Hazelnuts are rich in monounsaturated fatty acids and antioxidant bioactive substances: their consumption has been associated with a decreased risk of cardiovascular disease events. A systematic review and a meta-analysis was performed to combine the results from several trials and to estimate the pooled (overall) effect of hazelnuts on blood lipids and body weight outcomes. Specifically, a Bayesian random effect meta-analysis of mean differences of Δ-changes from baseline across treatment (MDΔ) (i.e., hazelnut-enriched diet vs. control diet) has been conducted. Nine studies representing 425 participants were included in the analysis. The intervention diet lasted 28-84 days with a dosage of hazelnuts ranging from 29 to 69 g/day. Out of nine studies, three randomized studies have been meta-analyzed showing a significant reduction in low-density lipoprotein (LDL) cholesterol (pooled MDΔ = -0.150 mmol/L; 95% highest posterior density interval (95%HPD) = -0.308; -0.003) in favor of a hazelnut-enriched diet. Total cholesterol showed a marked trend toward a decrease (pooled MDΔ = -0.127 mmol/L; 95%HPD = -0.284; 0.014) and high-density lipoprotein (HDL) cholesterol remained substantially stable (pooled MDΔ = 0.002 mmol/L; 95%HPD = -0.140; 0.147). No effects on triglycerides (pooled MDΔ = 0.045 mmol/L; 95%HPD = -0.195; 0.269) and body mass index (BMI) (pooled MDΔ = 0.062 kg/m²; 95%HPD = -0.293; 0.469) were found. Hazelnut-enriched diet is associated with a decrease of LDL and total cholesterol, while HDL cholesterol, triglycerides and BMI remain substantially unchanged.

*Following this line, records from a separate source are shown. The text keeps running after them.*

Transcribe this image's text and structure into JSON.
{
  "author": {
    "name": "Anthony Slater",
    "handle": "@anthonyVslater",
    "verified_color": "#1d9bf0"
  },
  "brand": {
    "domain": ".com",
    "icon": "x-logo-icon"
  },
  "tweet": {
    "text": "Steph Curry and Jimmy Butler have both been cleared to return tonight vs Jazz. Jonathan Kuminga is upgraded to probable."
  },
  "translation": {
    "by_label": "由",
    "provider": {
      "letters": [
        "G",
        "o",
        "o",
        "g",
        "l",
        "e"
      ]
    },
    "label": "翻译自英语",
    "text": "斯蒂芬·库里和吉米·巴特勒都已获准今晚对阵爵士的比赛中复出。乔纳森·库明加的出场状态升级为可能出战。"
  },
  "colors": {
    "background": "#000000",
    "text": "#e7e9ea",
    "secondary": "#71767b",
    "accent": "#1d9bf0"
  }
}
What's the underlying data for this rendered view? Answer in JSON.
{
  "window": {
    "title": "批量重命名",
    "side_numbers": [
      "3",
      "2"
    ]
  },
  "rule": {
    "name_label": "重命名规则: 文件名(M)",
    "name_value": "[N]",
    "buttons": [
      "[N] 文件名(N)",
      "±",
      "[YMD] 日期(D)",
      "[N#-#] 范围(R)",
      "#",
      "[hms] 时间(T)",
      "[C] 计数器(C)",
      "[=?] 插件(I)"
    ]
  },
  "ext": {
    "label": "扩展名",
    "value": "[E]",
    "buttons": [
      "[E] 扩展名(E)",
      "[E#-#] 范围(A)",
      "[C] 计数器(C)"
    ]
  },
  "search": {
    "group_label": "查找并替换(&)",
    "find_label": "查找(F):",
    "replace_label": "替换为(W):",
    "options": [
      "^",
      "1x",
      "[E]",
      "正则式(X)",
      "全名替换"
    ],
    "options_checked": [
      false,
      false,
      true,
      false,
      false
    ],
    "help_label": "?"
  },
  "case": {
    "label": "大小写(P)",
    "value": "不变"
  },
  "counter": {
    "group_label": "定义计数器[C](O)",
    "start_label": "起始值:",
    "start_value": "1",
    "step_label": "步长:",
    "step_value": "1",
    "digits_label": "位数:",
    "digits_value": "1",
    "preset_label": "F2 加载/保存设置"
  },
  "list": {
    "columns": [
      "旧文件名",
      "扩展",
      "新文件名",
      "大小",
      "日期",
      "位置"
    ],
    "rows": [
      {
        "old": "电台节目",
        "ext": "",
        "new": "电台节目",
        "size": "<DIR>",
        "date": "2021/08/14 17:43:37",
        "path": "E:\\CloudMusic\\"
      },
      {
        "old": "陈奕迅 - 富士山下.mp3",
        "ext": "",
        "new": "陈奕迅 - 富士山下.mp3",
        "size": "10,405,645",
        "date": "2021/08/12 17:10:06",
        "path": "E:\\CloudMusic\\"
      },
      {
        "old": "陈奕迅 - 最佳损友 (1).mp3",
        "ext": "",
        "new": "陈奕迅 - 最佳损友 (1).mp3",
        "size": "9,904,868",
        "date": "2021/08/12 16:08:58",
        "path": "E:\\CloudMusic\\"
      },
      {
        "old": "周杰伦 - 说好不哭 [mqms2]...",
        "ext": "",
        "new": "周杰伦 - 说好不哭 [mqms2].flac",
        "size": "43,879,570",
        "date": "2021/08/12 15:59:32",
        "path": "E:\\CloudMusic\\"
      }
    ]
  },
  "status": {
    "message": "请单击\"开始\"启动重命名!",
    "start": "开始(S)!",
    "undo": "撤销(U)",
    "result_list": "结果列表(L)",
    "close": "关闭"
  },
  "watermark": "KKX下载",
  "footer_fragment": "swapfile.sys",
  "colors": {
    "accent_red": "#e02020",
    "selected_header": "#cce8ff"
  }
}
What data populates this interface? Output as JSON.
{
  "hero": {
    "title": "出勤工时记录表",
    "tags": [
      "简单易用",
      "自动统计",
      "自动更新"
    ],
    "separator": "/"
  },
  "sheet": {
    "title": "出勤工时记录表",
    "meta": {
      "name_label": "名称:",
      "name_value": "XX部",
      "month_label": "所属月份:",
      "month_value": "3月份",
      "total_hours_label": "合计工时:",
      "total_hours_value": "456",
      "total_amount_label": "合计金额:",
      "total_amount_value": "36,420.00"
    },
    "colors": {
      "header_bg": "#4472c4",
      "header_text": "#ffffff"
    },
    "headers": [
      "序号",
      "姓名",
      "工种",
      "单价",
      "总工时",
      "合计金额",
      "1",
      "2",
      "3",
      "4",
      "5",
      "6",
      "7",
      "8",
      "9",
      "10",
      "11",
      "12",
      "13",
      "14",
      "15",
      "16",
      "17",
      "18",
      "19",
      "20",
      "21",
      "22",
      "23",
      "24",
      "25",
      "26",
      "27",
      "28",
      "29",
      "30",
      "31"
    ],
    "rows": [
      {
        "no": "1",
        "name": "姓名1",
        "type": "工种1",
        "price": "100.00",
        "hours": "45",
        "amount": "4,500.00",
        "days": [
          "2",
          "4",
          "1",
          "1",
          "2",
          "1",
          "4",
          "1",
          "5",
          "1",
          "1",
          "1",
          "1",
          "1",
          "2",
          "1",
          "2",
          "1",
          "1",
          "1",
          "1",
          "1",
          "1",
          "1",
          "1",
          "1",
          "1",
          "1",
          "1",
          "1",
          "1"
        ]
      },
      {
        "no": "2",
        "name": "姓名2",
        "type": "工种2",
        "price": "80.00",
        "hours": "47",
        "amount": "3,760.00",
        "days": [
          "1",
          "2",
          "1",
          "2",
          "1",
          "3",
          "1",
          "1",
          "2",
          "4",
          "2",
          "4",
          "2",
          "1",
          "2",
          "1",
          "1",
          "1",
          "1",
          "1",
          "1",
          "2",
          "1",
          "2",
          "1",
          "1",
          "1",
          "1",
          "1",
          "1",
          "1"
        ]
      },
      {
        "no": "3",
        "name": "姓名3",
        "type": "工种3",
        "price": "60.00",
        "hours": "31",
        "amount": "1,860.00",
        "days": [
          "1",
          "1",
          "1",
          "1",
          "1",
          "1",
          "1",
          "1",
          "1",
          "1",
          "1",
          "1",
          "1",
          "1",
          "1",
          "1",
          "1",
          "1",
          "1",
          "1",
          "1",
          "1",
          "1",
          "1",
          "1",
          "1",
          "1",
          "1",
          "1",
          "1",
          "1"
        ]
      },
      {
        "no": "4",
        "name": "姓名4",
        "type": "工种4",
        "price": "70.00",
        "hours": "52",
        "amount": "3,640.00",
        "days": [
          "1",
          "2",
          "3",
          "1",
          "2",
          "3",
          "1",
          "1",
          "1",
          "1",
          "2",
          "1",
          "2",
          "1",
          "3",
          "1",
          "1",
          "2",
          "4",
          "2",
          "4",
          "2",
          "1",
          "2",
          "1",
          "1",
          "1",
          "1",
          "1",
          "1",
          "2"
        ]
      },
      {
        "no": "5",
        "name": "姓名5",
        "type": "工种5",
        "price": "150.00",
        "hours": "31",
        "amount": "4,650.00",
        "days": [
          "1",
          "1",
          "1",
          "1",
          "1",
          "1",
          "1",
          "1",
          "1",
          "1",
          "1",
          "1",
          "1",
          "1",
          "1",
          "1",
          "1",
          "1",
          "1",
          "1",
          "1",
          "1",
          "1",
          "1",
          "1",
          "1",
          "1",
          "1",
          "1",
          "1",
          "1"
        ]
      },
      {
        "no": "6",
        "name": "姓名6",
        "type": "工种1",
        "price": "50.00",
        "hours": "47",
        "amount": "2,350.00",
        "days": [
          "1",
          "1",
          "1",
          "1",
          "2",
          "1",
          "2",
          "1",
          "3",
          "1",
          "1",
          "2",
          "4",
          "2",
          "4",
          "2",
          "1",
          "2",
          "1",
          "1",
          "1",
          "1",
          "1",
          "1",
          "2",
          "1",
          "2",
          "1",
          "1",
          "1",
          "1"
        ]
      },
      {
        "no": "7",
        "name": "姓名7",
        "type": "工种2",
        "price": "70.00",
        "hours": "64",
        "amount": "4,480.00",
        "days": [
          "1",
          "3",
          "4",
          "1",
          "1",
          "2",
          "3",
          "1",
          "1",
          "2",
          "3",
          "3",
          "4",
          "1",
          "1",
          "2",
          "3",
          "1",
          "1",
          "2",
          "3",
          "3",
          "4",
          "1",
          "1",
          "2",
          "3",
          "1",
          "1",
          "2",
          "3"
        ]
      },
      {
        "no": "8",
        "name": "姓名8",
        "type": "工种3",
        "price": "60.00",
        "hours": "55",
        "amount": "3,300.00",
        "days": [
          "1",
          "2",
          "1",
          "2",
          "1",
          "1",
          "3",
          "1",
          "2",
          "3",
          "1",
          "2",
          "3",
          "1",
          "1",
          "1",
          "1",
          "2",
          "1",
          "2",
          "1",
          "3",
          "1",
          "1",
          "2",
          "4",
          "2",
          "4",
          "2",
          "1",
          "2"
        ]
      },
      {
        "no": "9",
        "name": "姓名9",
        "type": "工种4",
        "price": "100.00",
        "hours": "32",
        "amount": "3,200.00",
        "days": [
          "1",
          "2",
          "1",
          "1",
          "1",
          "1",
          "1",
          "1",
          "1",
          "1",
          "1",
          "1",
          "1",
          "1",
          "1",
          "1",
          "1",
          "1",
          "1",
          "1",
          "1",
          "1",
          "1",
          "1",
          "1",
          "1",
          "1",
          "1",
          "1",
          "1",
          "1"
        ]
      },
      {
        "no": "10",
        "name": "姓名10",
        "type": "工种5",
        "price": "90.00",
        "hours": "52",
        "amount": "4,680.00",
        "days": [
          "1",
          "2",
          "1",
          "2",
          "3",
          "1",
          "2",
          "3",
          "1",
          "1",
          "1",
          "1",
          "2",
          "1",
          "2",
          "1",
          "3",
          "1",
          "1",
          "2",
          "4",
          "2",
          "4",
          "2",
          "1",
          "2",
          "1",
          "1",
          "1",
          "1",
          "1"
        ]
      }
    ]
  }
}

Keywords: BMI; Corylus avellana; body weight; cholesterol; hazelnut; lipid; obesity; triglyceride.